Stochastic optimisation models for air traffic flow management
Air traffic delay is not only a source of inconvenience to the aviation passenger, but also a major deterrent to the optimisation of airport utility. Many developing countries do less to abate this otherwise seemingly invisible constraint to development. The overall objective of this study was to investigate the dynamics of air traffic delays and to develop stochastic optimisation models that mitigate delays and facilitate efficient air traffic flow management. Aviation and meteorological data sources at Entebbe International Airport for the period 2004 to 2008 on daily basis were used for exploratory data analysis, modelling and simulation purposes. Exploratory data analysis involved logistic modeling for which post-logistic model analysis estimated the average probability of departure delay to be 49 percent while that for arrival delay was 36 percent.
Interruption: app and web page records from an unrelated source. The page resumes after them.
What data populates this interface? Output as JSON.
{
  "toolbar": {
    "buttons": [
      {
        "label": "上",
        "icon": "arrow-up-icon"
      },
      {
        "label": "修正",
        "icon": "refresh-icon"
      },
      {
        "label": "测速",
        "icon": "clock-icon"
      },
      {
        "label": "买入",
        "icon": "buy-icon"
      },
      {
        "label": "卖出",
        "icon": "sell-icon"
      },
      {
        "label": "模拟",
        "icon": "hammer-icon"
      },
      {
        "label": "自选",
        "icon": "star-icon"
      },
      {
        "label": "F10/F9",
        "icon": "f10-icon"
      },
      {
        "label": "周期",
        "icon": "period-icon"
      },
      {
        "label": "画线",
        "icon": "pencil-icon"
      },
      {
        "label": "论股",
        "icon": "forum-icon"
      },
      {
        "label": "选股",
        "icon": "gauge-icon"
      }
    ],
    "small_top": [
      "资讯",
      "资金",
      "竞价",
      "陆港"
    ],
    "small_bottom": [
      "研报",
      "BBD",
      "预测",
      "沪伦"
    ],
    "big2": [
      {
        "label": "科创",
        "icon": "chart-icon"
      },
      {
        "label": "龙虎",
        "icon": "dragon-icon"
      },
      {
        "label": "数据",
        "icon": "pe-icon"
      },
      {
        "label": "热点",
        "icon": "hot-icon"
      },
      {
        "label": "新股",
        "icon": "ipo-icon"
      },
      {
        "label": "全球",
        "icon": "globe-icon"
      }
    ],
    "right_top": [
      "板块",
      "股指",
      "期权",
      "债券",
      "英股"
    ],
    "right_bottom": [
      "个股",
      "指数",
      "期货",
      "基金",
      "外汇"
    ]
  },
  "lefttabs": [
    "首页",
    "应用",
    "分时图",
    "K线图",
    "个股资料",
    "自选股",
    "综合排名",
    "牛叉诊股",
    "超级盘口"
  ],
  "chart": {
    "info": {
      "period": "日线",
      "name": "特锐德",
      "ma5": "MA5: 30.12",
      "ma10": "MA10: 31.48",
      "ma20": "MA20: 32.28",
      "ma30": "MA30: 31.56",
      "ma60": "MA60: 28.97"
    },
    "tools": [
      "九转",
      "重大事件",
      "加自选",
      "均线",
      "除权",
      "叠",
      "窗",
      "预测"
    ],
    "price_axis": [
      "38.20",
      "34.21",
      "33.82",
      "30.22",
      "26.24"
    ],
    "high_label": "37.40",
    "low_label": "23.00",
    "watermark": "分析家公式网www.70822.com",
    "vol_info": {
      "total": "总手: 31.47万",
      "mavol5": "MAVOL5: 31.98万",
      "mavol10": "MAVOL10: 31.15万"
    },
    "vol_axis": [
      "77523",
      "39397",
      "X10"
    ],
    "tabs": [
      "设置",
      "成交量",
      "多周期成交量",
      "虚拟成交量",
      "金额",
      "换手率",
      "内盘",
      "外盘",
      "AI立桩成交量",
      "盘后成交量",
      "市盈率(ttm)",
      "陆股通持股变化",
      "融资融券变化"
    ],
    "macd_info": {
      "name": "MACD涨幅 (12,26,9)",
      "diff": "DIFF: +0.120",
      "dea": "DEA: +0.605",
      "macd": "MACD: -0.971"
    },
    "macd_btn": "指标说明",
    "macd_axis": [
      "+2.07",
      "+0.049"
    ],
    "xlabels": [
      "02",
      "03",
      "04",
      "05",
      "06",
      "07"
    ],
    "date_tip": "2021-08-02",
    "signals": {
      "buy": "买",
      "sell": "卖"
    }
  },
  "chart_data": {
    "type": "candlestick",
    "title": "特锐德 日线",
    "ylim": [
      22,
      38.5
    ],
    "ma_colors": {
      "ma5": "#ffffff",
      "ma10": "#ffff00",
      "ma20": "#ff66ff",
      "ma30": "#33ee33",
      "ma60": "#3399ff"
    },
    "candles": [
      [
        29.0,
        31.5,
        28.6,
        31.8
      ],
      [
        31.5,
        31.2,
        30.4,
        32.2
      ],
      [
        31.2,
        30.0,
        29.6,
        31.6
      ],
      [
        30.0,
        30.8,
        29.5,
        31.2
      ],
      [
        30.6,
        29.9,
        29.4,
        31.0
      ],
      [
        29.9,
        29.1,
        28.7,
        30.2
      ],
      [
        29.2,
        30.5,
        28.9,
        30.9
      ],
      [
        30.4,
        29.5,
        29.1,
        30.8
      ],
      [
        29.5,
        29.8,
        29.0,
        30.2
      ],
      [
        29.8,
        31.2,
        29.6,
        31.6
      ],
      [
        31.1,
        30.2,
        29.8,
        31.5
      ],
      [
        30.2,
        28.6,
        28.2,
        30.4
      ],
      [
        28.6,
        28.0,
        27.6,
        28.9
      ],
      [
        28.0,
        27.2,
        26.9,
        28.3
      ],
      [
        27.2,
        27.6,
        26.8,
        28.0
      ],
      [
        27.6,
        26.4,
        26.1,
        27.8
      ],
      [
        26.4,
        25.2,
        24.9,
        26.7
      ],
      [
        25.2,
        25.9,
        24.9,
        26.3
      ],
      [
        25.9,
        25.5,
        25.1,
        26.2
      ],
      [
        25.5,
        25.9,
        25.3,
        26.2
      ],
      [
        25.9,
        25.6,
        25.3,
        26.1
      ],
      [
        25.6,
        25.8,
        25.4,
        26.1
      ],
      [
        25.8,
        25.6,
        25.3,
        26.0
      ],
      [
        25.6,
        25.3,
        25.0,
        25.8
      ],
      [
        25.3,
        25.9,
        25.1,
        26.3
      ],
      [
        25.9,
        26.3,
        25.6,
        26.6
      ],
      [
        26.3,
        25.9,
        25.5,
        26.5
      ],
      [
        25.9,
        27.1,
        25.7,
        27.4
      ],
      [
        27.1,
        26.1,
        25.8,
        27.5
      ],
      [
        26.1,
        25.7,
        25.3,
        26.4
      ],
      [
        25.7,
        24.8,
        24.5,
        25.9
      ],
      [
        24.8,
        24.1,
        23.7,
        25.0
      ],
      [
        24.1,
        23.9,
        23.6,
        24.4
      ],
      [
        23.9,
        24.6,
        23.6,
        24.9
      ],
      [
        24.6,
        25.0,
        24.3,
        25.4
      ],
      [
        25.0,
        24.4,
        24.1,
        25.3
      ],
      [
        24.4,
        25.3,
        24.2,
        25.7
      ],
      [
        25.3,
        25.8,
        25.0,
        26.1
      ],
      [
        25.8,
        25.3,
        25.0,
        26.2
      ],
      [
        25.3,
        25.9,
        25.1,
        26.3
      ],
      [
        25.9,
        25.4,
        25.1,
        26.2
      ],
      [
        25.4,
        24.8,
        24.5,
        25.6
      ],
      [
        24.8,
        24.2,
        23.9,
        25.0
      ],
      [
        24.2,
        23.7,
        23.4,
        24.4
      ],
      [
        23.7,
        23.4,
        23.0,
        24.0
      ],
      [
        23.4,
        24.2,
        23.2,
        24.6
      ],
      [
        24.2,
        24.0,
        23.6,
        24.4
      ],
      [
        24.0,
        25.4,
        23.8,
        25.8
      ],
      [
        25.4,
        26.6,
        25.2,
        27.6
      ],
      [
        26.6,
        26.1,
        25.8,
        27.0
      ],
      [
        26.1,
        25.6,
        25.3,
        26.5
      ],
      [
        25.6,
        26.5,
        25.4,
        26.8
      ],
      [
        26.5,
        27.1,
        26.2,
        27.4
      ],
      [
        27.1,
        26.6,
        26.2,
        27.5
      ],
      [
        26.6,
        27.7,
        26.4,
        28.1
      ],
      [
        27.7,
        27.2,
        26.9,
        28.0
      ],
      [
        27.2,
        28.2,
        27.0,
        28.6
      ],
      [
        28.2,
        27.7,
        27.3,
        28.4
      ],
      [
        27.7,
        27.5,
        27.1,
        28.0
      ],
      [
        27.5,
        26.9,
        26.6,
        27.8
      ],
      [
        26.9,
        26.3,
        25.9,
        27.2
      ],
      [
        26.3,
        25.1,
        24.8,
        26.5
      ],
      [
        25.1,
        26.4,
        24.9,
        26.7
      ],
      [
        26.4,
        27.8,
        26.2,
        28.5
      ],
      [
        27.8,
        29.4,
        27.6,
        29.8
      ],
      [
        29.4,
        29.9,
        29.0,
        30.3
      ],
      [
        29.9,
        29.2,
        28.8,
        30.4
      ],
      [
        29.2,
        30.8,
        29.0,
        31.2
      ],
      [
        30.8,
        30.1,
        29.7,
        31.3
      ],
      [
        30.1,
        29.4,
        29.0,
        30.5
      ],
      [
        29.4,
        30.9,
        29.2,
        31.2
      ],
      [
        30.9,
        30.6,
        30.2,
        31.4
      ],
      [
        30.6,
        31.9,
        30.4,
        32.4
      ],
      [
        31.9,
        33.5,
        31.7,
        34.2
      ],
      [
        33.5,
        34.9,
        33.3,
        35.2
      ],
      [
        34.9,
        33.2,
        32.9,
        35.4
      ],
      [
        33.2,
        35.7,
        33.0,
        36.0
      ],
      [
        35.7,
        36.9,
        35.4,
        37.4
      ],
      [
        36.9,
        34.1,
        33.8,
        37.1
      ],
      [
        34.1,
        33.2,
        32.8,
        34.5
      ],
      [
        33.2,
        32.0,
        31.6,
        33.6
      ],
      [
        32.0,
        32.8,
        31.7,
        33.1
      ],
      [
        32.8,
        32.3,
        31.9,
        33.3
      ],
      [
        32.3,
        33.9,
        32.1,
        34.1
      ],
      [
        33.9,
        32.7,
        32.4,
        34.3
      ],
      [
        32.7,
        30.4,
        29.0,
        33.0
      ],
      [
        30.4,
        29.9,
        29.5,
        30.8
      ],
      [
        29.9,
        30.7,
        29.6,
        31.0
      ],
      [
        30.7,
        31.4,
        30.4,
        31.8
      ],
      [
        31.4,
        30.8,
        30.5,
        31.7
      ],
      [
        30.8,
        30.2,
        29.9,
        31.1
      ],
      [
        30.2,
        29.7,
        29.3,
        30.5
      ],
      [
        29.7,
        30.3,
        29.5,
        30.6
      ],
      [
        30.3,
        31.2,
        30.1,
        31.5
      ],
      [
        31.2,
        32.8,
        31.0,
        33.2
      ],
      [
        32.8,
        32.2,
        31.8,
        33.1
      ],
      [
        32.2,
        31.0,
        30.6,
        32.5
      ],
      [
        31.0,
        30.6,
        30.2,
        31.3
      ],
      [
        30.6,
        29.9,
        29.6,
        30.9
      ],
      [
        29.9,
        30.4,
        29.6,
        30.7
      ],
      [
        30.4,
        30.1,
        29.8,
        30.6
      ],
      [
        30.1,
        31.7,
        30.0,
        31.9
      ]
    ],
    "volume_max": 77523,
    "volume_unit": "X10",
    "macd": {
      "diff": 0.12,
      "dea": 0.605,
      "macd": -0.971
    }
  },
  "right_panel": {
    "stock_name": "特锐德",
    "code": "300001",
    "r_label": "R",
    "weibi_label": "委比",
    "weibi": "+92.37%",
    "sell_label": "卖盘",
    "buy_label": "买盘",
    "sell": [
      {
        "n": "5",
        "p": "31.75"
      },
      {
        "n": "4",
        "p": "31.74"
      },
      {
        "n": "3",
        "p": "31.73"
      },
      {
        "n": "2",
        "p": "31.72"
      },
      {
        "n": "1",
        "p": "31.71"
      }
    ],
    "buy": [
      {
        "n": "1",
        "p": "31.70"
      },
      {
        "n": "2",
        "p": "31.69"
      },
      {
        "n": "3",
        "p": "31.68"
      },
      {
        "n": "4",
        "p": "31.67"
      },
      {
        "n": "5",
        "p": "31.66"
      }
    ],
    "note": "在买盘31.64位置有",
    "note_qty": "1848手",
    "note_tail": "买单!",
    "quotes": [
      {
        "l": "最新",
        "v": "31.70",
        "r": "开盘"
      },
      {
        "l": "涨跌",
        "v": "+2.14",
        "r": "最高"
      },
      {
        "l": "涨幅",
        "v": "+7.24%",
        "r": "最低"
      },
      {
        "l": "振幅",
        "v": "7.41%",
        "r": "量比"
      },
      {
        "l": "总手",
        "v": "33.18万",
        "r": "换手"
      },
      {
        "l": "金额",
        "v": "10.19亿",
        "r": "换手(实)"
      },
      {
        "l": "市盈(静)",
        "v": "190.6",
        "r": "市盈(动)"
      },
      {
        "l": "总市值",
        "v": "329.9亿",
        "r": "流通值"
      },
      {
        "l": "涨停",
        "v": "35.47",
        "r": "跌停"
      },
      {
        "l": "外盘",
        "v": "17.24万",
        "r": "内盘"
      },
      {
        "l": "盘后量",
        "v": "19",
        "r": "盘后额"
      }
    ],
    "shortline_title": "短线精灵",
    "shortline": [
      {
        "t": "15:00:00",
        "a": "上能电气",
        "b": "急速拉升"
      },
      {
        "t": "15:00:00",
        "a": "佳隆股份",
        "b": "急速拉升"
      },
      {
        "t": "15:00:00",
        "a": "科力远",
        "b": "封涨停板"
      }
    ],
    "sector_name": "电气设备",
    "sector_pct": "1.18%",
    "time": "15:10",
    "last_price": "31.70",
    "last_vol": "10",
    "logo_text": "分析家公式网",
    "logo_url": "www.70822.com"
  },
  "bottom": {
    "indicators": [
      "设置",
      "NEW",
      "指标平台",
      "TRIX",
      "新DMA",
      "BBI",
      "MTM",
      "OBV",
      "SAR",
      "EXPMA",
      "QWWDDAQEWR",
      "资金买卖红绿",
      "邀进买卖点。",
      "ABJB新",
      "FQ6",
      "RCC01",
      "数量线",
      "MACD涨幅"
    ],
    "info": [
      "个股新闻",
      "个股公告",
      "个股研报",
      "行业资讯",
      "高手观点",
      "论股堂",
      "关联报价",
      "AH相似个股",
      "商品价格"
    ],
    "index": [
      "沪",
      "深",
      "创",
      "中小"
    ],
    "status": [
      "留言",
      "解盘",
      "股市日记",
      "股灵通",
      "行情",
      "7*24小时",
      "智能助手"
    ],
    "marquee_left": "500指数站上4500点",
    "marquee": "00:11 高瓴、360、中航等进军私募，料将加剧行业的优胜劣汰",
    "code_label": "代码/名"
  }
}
These computations were based on a delay threshold level at 60 percent which presented more significant predicators of nine and ten for departure and arrival respectively. The proportion of aircrafts that delay was established to follow an autoregressive integrated moving average, ARIMA (1,1,1) time series. The stochastic frontier model estimates show the average inefficiencies of aircraft operations as 15 and 20 percent at departure and arrival respectively. The final category of output of the study was three stochastic optimisation models developed by relating airport utility and the interaction effects of daily probabilities of delay and airport inefficiency estimates. The three models measure daily airport utility at aircraft departures, arrivals and aggregated aircraft departures and arrivals. In this formulation, the stochastic frontier model inefficiency estimates and the postlogistic delay probability estimates were used as inputs into the stochastic optimisation models to enforce the models’ theoretical underpinning. Model sensitivity analysis adduced that the utility level for a given time period at an airport with higher levels of inefficiency was significantly less than the utility level with lower levels of inefficiency. Furthermore, lower estimates of probabilities for departure and arrival delay resulted into a higher operational utility level of the airport. Further analysis suggests that Entebbe International Airport operates at almost the same utility levels for aircraft departures, 92 percent and aircraft arrivals, 91 percent. To maximise airport utility over a time period, measures have to be developed to improve overall timeliness of aircraft operations at departures and arrivals respectively.